• Web page and app entries:
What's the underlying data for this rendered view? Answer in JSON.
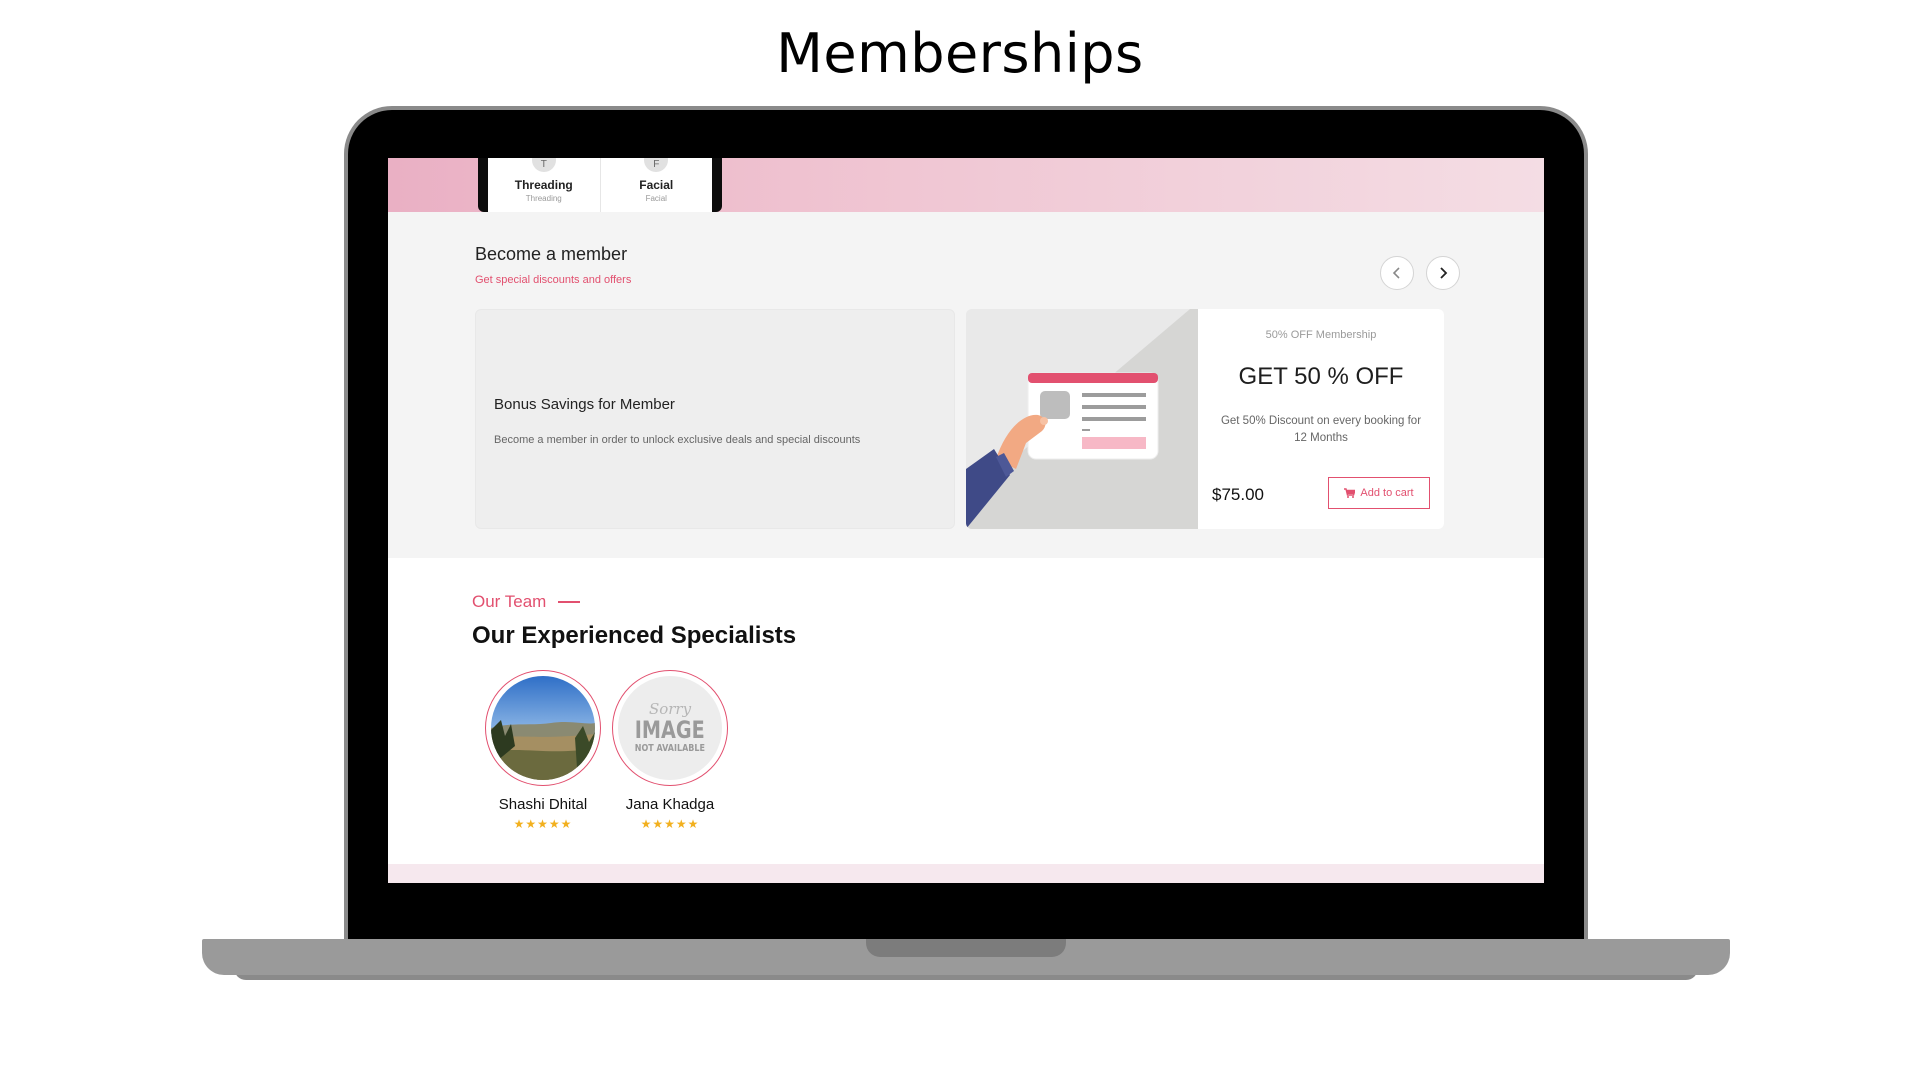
{
  "page": {
    "heading": "Memberships"
  },
  "services": [
    {
      "initial": "T",
      "name": "Threading",
      "sub": "Threading"
    },
    {
      "initial": "F",
      "name": "Facial",
      "sub": "Facial"
    }
  ],
  "membership": {
    "title": "Become a member",
    "subtitle": "Get special discounts and offers",
    "prev_icon": "chevron-left-icon",
    "next_icon": "chevron-right-icon",
    "bonus": {
      "title": "Bonus Savings for Member",
      "description": "Become a member in order to unlock exclusive deals and special discounts"
    },
    "offer": {
      "tag": "50% OFF Membership",
      "headline": "GET 50 % OFF",
      "description": "Get 50% Discount on every booking for 12 Months",
      "price": "$75.00",
      "cart_label": "Add to cart",
      "cart_icon": "cart-icon"
    }
  },
  "team": {
    "eyebrow": "Our Team",
    "title": "Our Experienced Specialists",
    "members": [
      {
        "name": "Shashi Dhital",
        "rating": 5,
        "photo": "landscape-photo"
      },
      {
        "name": "Jana Khadga",
        "rating": 5,
        "photo": "image-not-available-placeholder",
        "placeholder_lines": [
          "Sorry",
          "IMAGE",
          "NOT AVAILABLE"
        ]
      }
    ]
  },
  "colors": {
    "accent": "#e2506f",
    "star": "#f2b01e",
    "section_bg": "#f4f4f4"
  }
}
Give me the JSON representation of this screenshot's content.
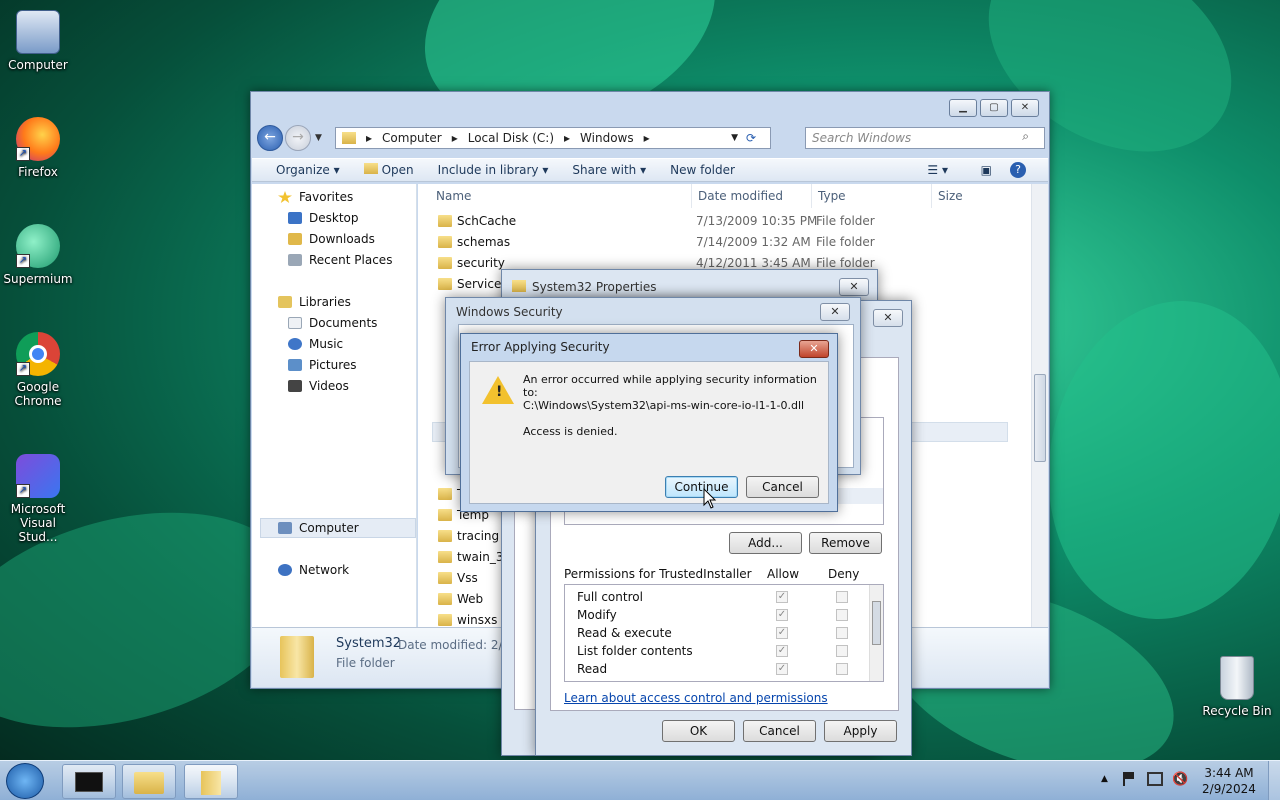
{
  "desktop": {
    "icons": [
      {
        "label": "Computer"
      },
      {
        "label": "Firefox"
      },
      {
        "label": "Supermium"
      },
      {
        "label": "Google Chrome"
      },
      {
        "label": "Microsoft Visual Stud..."
      },
      {
        "label": "Recycle Bin"
      }
    ]
  },
  "explorer": {
    "breadcrumb": [
      "Computer",
      "Local Disk (C:)",
      "Windows"
    ],
    "search_placeholder": "Search Windows",
    "toolbar": {
      "organize": "Organize",
      "open": "Open",
      "include": "Include in library",
      "share": "Share with",
      "new_folder": "New folder"
    },
    "nav": {
      "favorites": "Favorites",
      "desktop": "Desktop",
      "downloads": "Downloads",
      "recent": "Recent Places",
      "libraries": "Libraries",
      "documents": "Documents",
      "music": "Music",
      "pictures": "Pictures",
      "videos": "Videos",
      "computer": "Computer",
      "network": "Network"
    },
    "columns": {
      "name": "Name",
      "date": "Date modified",
      "type": "Type",
      "size": "Size"
    },
    "rows_top": [
      {
        "name": "SchCache",
        "date": "7/13/2009 10:35 PM",
        "type": "File folder"
      },
      {
        "name": "schemas",
        "date": "7/14/2009 1:32 AM",
        "type": "File folder"
      },
      {
        "name": "security",
        "date": "4/12/2011 3:45 AM",
        "type": "File folder"
      },
      {
        "name": "ServiceP",
        "date": "",
        "type": ""
      }
    ],
    "rows_bottom": [
      {
        "name": "T",
        "date": "",
        "type": ""
      },
      {
        "name": "Temp",
        "date": "",
        "type": ""
      },
      {
        "name": "tracing",
        "date": "",
        "type": ""
      },
      {
        "name": "twain_32",
        "date": "",
        "type": ""
      },
      {
        "name": "Vss",
        "date": "",
        "type": ""
      },
      {
        "name": "Web",
        "date": "",
        "type": ""
      },
      {
        "name": "winsxs",
        "date": "",
        "type": ""
      }
    ],
    "details": {
      "name": "System32",
      "date_label": "Date modified: 2/9/",
      "type": "File folder"
    }
  },
  "props_dialog": {
    "title": "System32 Properties"
  },
  "security_dialog": {
    "title": "Windows Security",
    "add": "Add...",
    "remove": "Remove",
    "perm_header": "Permissions for TrustedInstaller",
    "allow": "Allow",
    "deny": "Deny",
    "perms": [
      {
        "label": "Full control",
        "allow": true
      },
      {
        "label": "Modify",
        "allow": true
      },
      {
        "label": "Read & execute",
        "allow": true
      },
      {
        "label": "List folder contents",
        "allow": true
      },
      {
        "label": "Read",
        "allow": true
      }
    ],
    "learn_link": "Learn about access control and permissions",
    "ok": "OK",
    "cancel": "Cancel",
    "apply": "Apply"
  },
  "error_dialog": {
    "title": "Error Applying Security",
    "line1": "An error occurred while applying security information to:",
    "path": "C:\\Windows\\System32\\api-ms-win-core-io-l1-1-0.dll",
    "line3": "Access is denied.",
    "continue": "Continue",
    "cancel": "Cancel"
  },
  "taskbar": {
    "time": "3:44 AM",
    "date": "2/9/2024"
  }
}
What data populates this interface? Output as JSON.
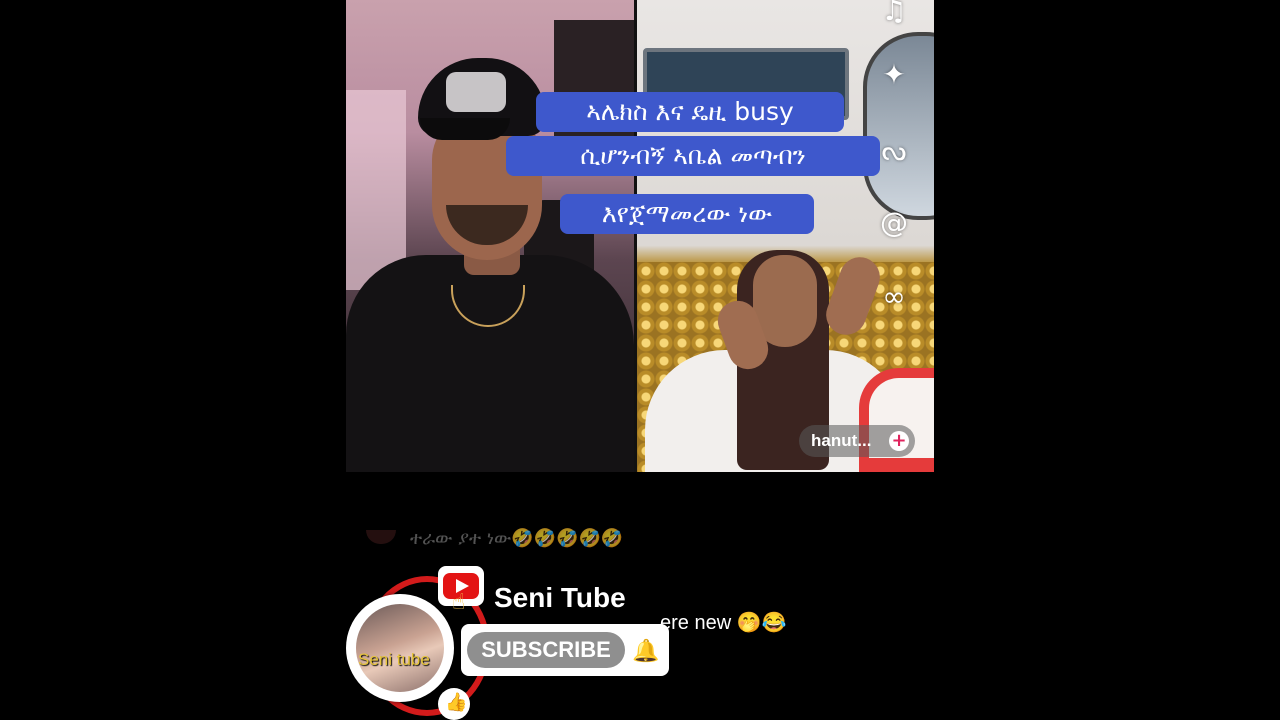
{
  "caption": {
    "line1": "ኣሌክስ እና ዴዚ busy",
    "line2": "ሲሆንብኝ  ኣቤል መጣብን",
    "line3": "እየጀማመረው ነው"
  },
  "live_user": {
    "name": "hanut...",
    "follow_symbol": "+"
  },
  "side_icons": [
    {
      "name": "music-icon",
      "glyph": "♫"
    },
    {
      "name": "sparkles-icon",
      "glyph": "✦"
    },
    {
      "name": "squiggle-icon",
      "glyph": "ᔓ"
    },
    {
      "name": "mention-icon",
      "glyph": "@"
    },
    {
      "name": "link-icon",
      "glyph": "∞"
    }
  ],
  "comments": [
    {
      "text": "ተራው ያተ ነው🤣🤣🤣🤣🤣"
    },
    {
      "text": "ere new 🤭😂"
    }
  ],
  "subscribe_overlay": {
    "channel_name": "Seni Tube",
    "avatar_text": "Seni tube",
    "subscribe_label": "SUBSCRIBE",
    "bell_glyph": "🔔",
    "like_glyph": "👍",
    "accent_color": "#e31414"
  }
}
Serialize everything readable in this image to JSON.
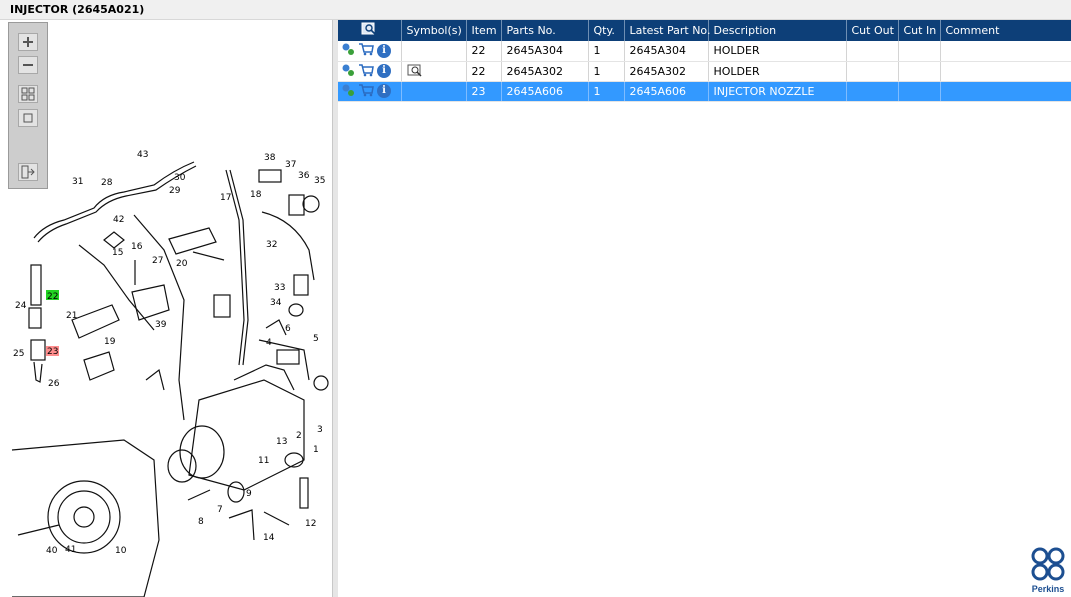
{
  "window": {
    "title": "INJECTOR (2645A021)"
  },
  "toolbar": {
    "tools": [
      {
        "name": "zoom-in-icon"
      },
      {
        "name": "zoom-out-icon"
      },
      {
        "name": "fit-all-icon"
      },
      {
        "name": "actual-size-icon"
      },
      {
        "name": "export-icon"
      }
    ]
  },
  "table": {
    "columns": [
      "",
      "Symbol(s)",
      "Item",
      "Parts No.",
      "Qty.",
      "Latest Part No.",
      "Description",
      "Cut Out",
      "Cut In",
      "Comment"
    ],
    "rows": [
      {
        "icons": [
          "gears-icon",
          "cart-icon",
          "info-icon"
        ],
        "symbol": "",
        "item": "22",
        "parts_no": "2645A304",
        "qty": "1",
        "latest": "2645A304",
        "description": "HOLDER",
        "cut_out": "",
        "cut_in": "",
        "comment": "",
        "selected": false
      },
      {
        "icons": [
          "gears-icon",
          "cart-icon",
          "info-icon"
        ],
        "symbol": "book-icon",
        "item": "22",
        "parts_no": "2645A302",
        "qty": "1",
        "latest": "2645A302",
        "description": "HOLDER",
        "cut_out": "",
        "cut_in": "",
        "comment": "",
        "selected": false
      },
      {
        "icons": [
          "gears-icon",
          "cart-icon",
          "info-icon"
        ],
        "symbol": "",
        "item": "23",
        "parts_no": "2645A606",
        "qty": "1",
        "latest": "2645A606",
        "description": "INJECTOR NOZZLE",
        "cut_out": "",
        "cut_in": "",
        "comment": "",
        "selected": true
      }
    ]
  },
  "diagram": {
    "callouts": [
      "43",
      "38",
      "37",
      "36",
      "35",
      "31",
      "28",
      "30",
      "29",
      "17",
      "18",
      "42",
      "32",
      "16",
      "15",
      "27",
      "20",
      "22",
      "24",
      "21",
      "33",
      "34",
      "39",
      "25",
      "23",
      "19",
      "6",
      "5",
      "4",
      "26",
      "3",
      "2",
      "13",
      "1",
      "9",
      "11",
      "8",
      "7",
      "12",
      "14",
      "10",
      "40",
      "41"
    ],
    "highlight": {
      "green": "22",
      "red": "23"
    },
    "colors": {
      "highlight_green": "#22d322",
      "highlight_red": "#ff8d8d"
    }
  },
  "brand": {
    "logo_text": "Perkins",
    "accent": "#1d4f91",
    "header_bg": "#0d3f78",
    "selection": "#3399ff"
  }
}
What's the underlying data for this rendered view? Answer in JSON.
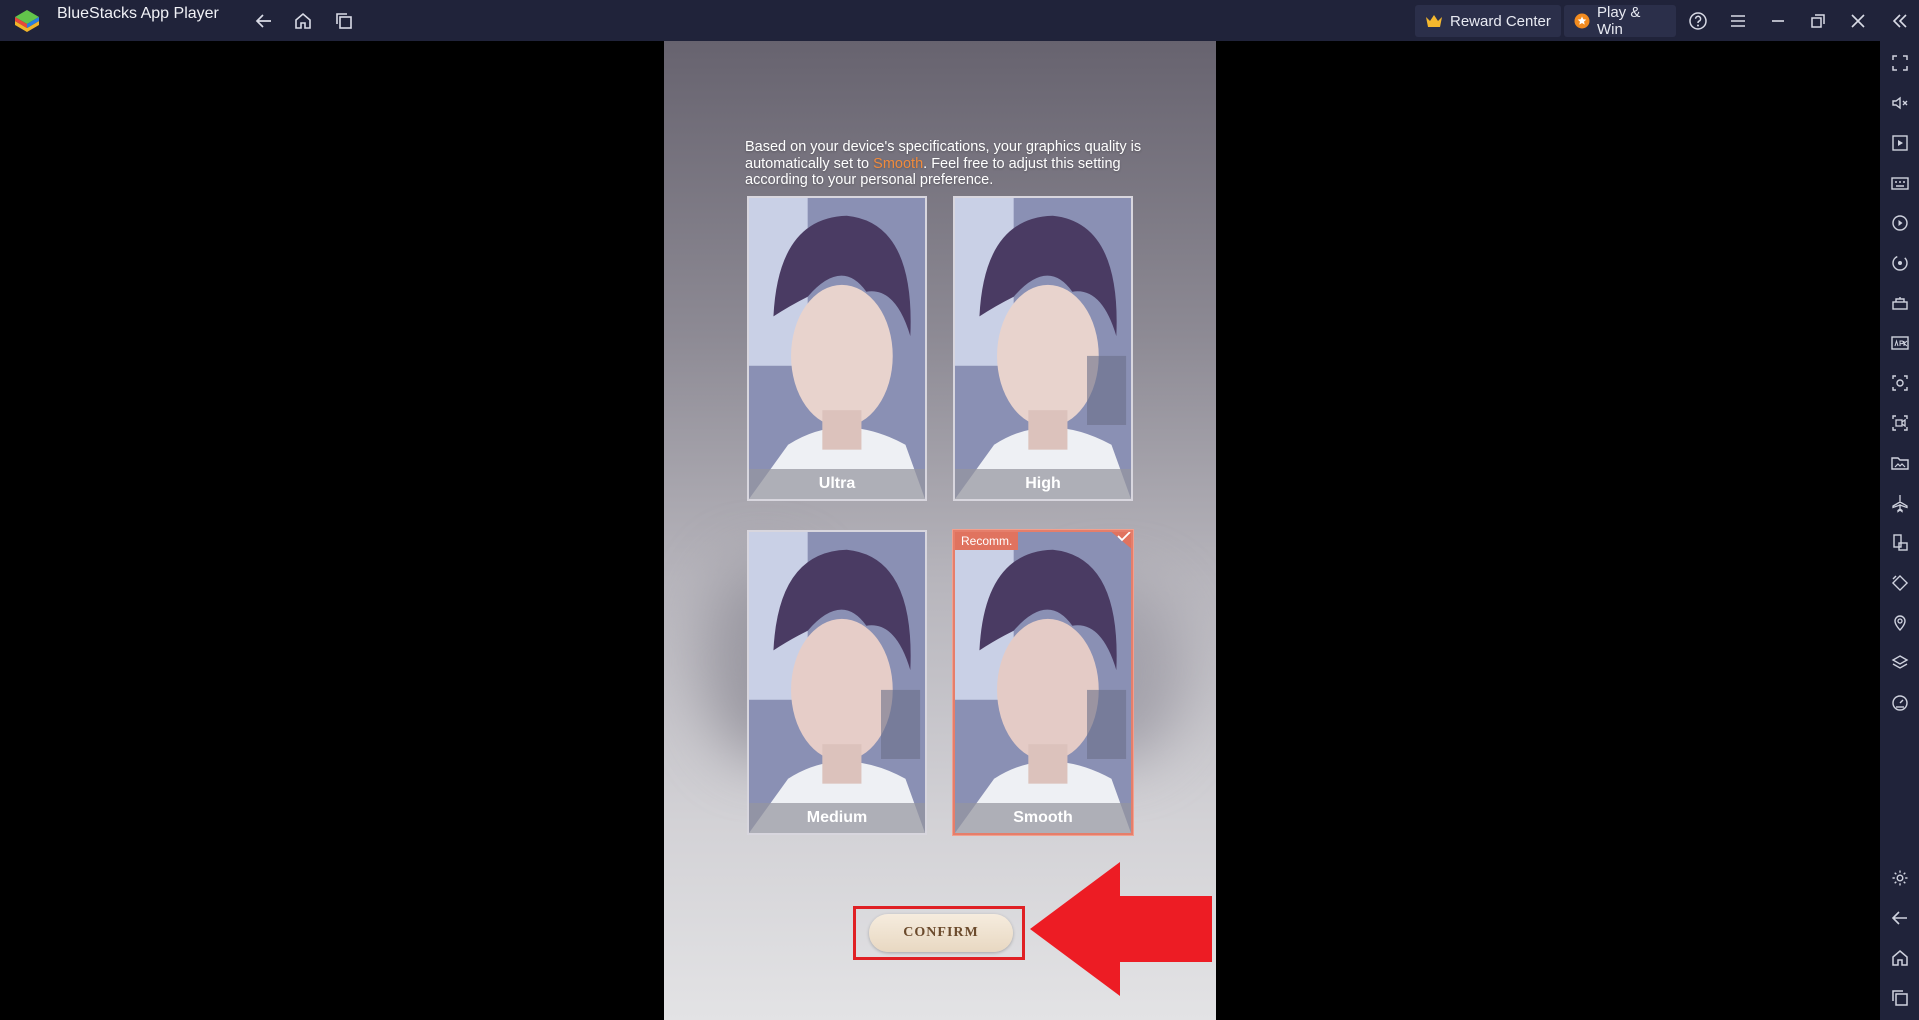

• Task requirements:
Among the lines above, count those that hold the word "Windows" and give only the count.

• Answer to the problem:
4